Task statement: Work through the records below, line by line, and say how many lines include "ACaslonPro", with nothing else.

Records supplied:
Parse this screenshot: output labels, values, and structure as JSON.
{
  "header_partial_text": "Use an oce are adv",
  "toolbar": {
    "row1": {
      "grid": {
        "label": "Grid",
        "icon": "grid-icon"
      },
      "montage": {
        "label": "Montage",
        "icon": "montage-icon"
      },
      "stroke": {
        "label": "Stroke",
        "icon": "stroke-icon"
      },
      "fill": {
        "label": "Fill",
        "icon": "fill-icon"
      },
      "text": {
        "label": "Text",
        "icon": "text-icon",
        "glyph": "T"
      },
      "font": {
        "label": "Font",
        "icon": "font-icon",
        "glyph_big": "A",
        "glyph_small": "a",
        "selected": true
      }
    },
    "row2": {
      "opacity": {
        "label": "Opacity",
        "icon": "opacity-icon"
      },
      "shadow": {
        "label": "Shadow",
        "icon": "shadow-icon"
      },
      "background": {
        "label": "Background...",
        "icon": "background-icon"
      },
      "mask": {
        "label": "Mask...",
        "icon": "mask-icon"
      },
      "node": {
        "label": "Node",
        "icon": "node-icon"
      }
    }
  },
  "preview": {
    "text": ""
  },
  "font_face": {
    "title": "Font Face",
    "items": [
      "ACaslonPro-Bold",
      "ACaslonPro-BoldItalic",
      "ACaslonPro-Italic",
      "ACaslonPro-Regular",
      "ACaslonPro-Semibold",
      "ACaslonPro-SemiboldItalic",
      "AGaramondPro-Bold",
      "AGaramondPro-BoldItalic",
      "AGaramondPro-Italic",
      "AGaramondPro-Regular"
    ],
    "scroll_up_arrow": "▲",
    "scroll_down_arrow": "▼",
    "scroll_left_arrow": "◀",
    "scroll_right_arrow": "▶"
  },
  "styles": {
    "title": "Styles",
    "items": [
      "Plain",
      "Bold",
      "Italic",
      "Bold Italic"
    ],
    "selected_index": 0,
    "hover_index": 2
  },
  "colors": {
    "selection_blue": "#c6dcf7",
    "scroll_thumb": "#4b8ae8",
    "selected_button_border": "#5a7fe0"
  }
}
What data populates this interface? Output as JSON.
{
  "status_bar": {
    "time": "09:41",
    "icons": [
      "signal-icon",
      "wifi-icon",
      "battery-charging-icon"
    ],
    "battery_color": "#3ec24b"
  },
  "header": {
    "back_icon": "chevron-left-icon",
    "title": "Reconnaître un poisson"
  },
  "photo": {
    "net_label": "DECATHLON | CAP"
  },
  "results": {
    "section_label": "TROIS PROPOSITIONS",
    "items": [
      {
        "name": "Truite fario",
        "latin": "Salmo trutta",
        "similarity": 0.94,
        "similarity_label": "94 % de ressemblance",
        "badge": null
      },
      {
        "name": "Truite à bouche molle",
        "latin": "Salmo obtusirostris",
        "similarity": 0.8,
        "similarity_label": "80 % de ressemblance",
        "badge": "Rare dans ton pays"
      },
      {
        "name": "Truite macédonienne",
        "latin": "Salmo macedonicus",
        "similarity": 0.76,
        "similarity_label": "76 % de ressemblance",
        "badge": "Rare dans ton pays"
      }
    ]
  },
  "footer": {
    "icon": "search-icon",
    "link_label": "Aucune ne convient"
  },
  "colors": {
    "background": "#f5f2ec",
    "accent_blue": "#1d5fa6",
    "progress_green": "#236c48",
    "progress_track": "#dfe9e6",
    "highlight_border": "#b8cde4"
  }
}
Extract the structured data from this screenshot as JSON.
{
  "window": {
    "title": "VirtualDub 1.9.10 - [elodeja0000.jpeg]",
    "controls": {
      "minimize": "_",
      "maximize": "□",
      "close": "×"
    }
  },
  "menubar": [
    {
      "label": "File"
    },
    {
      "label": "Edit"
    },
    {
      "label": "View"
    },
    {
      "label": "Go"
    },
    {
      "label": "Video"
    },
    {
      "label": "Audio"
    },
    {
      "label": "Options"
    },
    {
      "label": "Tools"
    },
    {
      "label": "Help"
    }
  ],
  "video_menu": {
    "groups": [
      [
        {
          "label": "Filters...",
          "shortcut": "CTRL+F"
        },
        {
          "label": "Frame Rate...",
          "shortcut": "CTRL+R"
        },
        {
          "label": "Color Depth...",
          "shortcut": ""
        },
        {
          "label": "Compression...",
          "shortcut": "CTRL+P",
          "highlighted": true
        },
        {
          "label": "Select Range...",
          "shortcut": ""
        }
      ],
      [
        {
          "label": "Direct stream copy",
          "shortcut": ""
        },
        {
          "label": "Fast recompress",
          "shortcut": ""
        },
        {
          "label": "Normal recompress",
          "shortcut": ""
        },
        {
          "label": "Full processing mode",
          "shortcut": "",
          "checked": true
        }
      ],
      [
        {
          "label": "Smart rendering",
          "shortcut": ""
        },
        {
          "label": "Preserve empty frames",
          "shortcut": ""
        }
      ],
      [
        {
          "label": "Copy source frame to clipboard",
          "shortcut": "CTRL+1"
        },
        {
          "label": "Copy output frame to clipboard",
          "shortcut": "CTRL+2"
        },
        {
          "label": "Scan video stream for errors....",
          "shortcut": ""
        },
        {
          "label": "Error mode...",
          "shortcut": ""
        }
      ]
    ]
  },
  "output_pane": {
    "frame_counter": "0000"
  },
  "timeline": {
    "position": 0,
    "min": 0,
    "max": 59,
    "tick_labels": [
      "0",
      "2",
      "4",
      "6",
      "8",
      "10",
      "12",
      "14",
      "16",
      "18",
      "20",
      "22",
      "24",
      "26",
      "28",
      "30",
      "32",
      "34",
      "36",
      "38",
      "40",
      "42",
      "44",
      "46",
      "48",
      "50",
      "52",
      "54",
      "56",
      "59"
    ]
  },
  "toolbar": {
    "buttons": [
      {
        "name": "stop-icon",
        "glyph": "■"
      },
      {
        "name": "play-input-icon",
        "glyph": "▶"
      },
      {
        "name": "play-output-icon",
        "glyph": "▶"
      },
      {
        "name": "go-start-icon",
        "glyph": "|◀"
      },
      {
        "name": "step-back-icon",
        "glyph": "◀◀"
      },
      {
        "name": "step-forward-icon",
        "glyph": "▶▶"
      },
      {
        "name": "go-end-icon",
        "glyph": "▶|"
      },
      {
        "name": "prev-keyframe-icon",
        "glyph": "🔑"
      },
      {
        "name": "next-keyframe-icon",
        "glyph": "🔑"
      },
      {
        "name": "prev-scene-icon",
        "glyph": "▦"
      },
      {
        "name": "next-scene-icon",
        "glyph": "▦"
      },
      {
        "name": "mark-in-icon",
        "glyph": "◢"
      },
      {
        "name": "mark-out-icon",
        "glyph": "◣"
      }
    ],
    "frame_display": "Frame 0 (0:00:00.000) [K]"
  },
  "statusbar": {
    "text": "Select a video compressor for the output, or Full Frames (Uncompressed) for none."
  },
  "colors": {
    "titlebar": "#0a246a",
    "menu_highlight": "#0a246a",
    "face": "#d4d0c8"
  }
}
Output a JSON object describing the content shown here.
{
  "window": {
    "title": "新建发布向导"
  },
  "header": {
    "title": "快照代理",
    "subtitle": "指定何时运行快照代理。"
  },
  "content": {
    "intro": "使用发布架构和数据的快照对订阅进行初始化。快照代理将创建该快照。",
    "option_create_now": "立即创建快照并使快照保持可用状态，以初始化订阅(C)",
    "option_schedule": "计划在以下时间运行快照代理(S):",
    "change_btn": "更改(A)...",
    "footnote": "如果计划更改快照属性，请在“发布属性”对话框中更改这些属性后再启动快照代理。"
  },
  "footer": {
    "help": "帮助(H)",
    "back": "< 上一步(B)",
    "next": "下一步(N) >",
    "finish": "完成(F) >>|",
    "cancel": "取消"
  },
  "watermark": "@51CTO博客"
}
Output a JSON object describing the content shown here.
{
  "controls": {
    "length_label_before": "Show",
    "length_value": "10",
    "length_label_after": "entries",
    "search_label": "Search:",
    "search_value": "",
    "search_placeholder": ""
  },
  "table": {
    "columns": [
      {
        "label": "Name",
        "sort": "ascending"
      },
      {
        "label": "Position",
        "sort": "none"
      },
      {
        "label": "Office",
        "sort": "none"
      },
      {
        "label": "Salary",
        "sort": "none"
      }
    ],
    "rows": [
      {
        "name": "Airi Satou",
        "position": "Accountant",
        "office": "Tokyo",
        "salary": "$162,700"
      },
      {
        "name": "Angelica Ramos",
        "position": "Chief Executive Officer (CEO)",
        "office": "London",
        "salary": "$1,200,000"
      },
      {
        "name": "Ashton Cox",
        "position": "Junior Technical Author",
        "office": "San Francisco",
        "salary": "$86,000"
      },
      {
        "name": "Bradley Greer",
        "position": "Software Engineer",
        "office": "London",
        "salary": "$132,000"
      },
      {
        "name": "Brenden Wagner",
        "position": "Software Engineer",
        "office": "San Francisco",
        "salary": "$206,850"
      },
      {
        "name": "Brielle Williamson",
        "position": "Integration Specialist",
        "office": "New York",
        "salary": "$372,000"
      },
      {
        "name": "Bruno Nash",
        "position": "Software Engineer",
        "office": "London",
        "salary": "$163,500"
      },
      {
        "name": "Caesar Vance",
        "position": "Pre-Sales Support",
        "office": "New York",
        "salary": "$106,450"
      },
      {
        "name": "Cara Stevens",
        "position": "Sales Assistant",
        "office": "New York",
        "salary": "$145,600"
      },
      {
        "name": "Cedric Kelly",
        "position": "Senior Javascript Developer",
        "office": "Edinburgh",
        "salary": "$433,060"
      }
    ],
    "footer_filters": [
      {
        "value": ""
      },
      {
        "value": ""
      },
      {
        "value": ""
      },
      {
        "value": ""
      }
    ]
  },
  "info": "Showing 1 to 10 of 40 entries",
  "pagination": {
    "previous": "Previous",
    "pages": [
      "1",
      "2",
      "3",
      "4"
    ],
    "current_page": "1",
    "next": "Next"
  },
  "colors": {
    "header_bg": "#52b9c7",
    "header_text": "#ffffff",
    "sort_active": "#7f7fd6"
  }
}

Your solution: 6